╔══

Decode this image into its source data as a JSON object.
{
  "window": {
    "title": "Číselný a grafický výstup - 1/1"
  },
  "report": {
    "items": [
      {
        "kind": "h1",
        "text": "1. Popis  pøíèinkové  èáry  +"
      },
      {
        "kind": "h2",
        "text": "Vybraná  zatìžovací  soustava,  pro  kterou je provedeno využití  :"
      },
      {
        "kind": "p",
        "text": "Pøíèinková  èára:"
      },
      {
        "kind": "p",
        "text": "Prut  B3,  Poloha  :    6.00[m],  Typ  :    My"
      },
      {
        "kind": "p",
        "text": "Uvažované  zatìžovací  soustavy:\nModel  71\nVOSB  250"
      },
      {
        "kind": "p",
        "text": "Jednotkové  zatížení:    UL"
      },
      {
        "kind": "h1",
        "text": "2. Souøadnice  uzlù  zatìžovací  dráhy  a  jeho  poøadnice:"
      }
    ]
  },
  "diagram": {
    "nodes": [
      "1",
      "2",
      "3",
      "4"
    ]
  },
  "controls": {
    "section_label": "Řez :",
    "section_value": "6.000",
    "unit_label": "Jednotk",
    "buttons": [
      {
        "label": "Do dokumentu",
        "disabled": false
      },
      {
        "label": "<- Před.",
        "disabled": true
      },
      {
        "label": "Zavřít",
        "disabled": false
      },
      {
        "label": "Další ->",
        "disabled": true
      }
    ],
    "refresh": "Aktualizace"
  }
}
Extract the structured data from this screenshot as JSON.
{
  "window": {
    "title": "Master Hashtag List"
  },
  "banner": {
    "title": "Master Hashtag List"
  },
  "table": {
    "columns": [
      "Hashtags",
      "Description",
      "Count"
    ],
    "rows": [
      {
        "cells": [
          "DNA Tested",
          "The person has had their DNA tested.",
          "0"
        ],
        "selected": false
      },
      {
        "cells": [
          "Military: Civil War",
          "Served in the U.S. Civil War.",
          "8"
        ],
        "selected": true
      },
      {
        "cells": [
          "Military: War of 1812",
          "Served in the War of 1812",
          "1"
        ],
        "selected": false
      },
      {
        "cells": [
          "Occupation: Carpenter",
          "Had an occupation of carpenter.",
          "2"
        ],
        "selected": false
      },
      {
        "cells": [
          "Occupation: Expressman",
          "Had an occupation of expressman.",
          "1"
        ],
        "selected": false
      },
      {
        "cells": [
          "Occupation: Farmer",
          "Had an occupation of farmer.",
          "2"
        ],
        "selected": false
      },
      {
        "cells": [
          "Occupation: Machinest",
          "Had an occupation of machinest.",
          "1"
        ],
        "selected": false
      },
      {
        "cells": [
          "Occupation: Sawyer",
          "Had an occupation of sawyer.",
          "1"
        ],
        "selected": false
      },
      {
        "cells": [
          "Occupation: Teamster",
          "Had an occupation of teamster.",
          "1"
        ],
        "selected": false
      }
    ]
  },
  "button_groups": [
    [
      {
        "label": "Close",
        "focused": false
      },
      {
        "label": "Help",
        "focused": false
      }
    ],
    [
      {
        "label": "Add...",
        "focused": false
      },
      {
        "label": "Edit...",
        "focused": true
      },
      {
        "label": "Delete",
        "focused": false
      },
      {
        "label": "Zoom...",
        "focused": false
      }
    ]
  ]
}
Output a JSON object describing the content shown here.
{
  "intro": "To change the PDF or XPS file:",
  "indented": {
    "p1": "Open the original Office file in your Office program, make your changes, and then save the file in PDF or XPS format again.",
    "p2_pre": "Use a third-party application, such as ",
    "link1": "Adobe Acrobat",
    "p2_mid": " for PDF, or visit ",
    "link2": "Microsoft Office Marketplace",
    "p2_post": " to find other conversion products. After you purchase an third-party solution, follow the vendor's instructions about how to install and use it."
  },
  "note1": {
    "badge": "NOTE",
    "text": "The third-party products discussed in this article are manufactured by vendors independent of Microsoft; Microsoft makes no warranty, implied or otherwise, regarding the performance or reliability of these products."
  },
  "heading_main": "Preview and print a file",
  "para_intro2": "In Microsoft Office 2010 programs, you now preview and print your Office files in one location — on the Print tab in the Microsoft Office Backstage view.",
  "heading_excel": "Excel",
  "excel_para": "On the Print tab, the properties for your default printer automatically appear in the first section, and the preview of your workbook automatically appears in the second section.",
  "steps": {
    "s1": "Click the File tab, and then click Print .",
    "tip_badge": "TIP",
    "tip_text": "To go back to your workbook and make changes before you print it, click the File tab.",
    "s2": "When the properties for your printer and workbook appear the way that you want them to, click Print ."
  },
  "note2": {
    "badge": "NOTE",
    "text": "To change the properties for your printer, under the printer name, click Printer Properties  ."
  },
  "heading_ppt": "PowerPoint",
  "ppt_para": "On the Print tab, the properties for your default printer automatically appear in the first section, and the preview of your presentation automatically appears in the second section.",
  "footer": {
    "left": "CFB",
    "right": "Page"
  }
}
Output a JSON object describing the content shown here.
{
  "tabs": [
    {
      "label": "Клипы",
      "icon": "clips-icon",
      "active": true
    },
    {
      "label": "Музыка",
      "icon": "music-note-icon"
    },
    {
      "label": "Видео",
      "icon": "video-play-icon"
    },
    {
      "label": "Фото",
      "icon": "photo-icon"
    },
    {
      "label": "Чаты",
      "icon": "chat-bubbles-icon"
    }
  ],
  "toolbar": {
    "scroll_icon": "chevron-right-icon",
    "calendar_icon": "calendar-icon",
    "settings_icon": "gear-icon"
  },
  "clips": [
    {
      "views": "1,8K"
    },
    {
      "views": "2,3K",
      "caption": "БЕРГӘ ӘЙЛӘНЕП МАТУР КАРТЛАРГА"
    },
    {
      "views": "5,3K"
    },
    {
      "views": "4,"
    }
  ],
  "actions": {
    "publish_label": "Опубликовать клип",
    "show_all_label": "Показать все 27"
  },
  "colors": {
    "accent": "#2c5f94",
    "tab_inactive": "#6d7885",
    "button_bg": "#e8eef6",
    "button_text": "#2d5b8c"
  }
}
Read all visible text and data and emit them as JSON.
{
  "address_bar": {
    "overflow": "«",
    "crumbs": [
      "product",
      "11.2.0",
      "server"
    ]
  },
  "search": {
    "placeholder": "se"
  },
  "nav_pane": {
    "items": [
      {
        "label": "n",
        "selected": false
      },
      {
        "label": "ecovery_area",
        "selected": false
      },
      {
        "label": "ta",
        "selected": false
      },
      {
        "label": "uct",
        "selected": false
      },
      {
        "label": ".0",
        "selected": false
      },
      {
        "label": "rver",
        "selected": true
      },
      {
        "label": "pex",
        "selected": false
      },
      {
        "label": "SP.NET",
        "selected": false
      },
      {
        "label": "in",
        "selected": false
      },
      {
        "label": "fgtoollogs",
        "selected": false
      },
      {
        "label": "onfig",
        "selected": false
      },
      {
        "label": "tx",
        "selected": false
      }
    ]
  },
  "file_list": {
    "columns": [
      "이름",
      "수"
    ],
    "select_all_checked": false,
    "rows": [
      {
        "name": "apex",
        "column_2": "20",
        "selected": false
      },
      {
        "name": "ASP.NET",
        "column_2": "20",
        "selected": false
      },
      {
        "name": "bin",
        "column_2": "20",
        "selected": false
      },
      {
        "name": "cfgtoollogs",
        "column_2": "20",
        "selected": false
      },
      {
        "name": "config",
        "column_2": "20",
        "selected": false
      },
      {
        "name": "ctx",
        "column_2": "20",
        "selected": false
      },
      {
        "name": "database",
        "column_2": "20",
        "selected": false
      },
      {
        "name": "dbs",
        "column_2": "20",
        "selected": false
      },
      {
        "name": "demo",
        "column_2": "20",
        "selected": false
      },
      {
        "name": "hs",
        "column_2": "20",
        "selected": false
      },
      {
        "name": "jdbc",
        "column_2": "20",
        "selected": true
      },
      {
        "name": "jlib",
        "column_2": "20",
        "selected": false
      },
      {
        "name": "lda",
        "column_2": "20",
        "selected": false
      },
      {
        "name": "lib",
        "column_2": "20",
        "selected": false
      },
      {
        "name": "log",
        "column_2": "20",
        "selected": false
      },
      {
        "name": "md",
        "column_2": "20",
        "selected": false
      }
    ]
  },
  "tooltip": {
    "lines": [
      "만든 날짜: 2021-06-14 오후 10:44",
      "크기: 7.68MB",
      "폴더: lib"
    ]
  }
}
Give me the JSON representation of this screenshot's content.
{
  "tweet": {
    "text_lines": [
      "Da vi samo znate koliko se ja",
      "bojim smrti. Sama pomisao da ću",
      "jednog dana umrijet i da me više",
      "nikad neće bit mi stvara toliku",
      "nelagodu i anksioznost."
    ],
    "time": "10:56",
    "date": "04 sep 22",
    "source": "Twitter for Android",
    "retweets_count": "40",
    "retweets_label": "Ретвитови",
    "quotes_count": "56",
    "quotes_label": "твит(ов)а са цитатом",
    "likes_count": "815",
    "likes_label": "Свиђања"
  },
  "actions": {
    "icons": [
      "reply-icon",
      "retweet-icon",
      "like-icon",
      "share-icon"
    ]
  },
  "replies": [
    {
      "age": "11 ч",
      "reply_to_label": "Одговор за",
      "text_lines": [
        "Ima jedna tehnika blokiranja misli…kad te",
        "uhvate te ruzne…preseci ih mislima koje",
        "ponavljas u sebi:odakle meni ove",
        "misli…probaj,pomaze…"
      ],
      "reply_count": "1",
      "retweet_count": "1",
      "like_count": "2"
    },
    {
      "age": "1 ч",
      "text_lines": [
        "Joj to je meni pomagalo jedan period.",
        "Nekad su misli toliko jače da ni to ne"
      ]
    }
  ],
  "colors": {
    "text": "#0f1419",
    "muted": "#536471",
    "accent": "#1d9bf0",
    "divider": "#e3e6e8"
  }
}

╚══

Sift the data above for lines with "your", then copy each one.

Reply =>
    "p1": "Open the original Office file in your Office program, make your changes, and then save the file in PDF or XPS format again.",
  "para_intro2": "In Microsoft Office 2010 programs, you now preview and print your Office files in one location — on the Print tab in the Microsoft Office Backstage view.",
  "excel_para": "On the Print tab, the properties for your default printer automatically appear in the first section, and the preview of your workbook automatically appears in the second section.",
    "tip_text": "To go back to your workbook and make changes before you print it, click the File tab.",
    "s2": "When the properties for your printer and workbook appear the way that you want them to, click Print ."
    "text": "To change the properties for your printer, under the printer name, click Printer Properties  ."
  "ppt_para": "On the Print tab, the properties for your default printer automatically appear in the first section, and the preview of your presentation automatically appears in the second section.",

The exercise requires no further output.